One self-delusional thing that happens to organizations is you grow and you start to think you’re an institution and somehow you are valid in and of yourself. This industry is part of the real estate services process. We need to align ourselves with the people who drive the process, be a part of their team and we believe that’s going to be a very effective culture in terms of getting client acceptance.
We’ve had a great deal of initial positive response from clients. If we don’t answer the phone, you get a return call as soon as possible. We’re all about figuring out what makes the client successful. If the client is successful, we’re successful. We believe that will allow us to be very competitive. Concerning how large we get, there are a lot of factors that play into that. We plan on being successful, but we’re not in the game of trying to have the largest market share. That’s not even on my radar. What’s on my radar is making money and doing a good job for the clients.
Q: Do you find that with the current environment we’re in right now, this is the kind of service agents are seeking from their underwriters?

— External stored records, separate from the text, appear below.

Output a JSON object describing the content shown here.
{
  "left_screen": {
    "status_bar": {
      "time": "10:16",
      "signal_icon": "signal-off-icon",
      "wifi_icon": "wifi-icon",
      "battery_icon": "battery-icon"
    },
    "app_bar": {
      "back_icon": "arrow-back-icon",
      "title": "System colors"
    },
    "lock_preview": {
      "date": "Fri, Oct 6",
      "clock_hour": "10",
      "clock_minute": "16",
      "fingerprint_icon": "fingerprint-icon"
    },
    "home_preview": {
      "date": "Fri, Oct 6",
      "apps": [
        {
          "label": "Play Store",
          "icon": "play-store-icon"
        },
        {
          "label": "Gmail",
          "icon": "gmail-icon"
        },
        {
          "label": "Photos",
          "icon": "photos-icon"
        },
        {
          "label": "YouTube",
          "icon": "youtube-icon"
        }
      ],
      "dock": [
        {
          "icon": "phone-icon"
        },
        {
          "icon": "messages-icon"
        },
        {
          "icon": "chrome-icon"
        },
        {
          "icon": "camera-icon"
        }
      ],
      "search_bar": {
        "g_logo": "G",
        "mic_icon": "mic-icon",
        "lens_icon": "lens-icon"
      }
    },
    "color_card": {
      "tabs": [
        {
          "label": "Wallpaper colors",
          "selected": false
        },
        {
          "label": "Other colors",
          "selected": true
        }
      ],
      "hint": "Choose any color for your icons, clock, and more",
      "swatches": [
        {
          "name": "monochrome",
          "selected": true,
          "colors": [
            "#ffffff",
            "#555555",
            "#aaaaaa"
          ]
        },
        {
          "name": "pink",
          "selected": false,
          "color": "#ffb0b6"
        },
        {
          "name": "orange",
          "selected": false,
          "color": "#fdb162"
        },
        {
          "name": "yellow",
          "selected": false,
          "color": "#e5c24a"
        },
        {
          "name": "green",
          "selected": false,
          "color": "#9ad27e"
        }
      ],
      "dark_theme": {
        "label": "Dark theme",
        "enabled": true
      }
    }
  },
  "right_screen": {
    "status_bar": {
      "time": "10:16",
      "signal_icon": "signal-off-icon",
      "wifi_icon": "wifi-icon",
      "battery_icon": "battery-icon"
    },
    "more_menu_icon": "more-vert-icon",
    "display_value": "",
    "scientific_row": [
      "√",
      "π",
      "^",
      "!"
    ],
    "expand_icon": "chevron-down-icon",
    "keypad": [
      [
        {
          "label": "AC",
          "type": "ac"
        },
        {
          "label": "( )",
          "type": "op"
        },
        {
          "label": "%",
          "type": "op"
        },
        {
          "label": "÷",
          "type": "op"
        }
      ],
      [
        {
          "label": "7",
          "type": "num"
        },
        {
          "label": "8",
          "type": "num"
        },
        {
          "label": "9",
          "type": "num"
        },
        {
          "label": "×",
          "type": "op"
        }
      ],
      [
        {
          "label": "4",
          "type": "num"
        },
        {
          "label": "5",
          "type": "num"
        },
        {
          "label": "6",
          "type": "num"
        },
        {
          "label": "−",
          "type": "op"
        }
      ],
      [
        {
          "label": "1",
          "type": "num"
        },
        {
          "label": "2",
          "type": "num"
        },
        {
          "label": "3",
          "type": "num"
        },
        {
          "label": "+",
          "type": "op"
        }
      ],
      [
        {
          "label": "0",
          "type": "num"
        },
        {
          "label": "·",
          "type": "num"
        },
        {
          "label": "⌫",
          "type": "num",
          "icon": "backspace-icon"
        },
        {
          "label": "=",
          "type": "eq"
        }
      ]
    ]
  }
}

A: What’s happened is when you contract from an expense point of view, you become inward-focused, and the clients have not received the level of enthusiastic support that they need. One of the things we tell our clients, and I say it over and over again and sometimes my employees go nuts when I say it, is if you’re happy with the service you’re getting, don’t change. If you’re happy with your escrow office, if you’re happy with your national lender group, don’t change. Business is tough right now and you want to have dependable, good-quality service.
If you’re not getting it or you think there is something left here, we’d like the chance to show you what we do. We tell them we’ll kill ourselves to make them happy, and they’re receptive to that because, by and large, most of them are not getting a high level of service and enthusiasm, as the industry is probably at an all-time low. It’s unfortunate. I’m not trying to criticize anybody; it’s a byproduct of the market we’re in.
Q: So what’s next? How does the rest of the year and beyond look for WFG?
A: We’re looking at acquisitions. We’re growing the Portland, Ore., operations. We’re very happy with the reception we’re getting for the national lender group. We’re happy with the amount of agents we’re talking to and the agents we’ve been able to sign. We’re growing as rapidly as we can to do so prudently. At all times, I think a good businessman must be cognizant of the fact that this is a tough environment and that you need to take steps you can sustain and support. As a company, we have zero debt and we’re going to be financially prudent as we grow. We’ll grow as rapidly as we can in a financially sound manner.